Susan Finucane, who lived in Haiti for two years, says Concern has 120 staff in Haiti at the moment, six of whom are ex-pats.
"Most have been accounted for and they are ok, but we are worried about some who have not made contact, due to the lack of communication," she said from Concern's New York headquarters.
Finucane said most staff would have been out of the office, which closes at 3.30pm local time, when the earthquake hit at 5pm.
"Phone lines are down, internet access is sporadic, and the Haitians don't know much themselves, apart from what's going on in their nearby area. So we are only getting snippets of information," she said.
Concern is appealing for $7.5M in funding, and Finucane says that it is virtually impossible to gauge the extent of the damage.
"Our projects are obviously at a complete standstill.
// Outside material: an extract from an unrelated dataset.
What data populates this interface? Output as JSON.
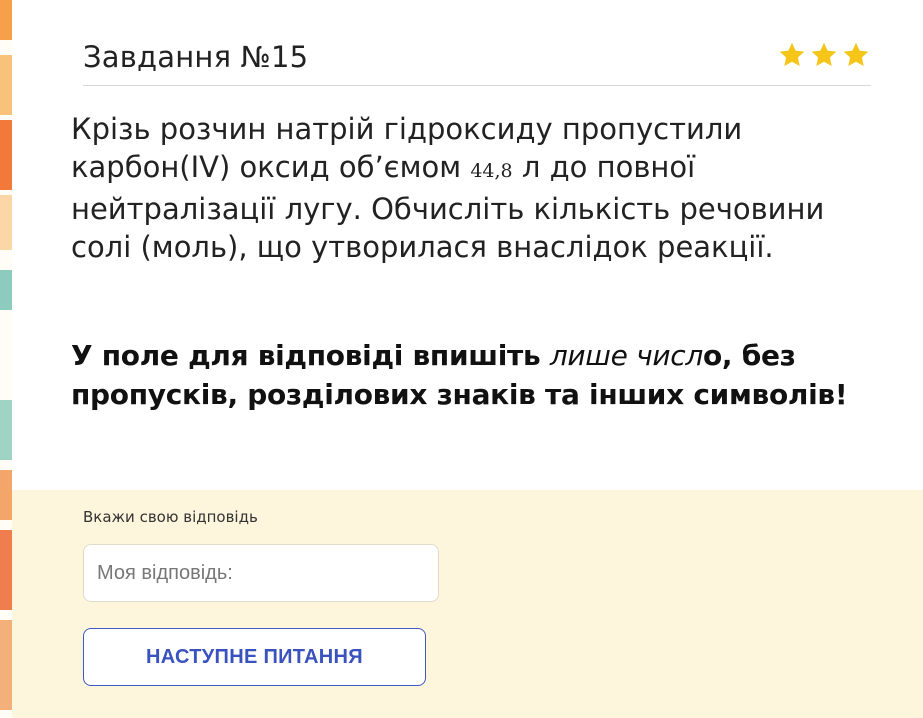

They are mostly in rural areas, and the housing structures are weak, like concrete shacks on hillsides.
"So if you see the damage done to the Presidential Palace, it doesn't bode well for the areas we work in."
Finucane will leave for Haiti with another member of the Emergency Response Team in the next two days.
The focus, she says, will be on providing water, shelter, food emergency kits, and plastic sheets to the local people.
Her first priority however, is to ensure all Concern staff are safe and well.
The Department of Foreign Affairs says it has now made contact with every Irish person they were aware of being in Haiti.
A total of 17 Irish citizens, made up of Digicel workers, aid workers, missionaries and tourists, are said to have contacted their families.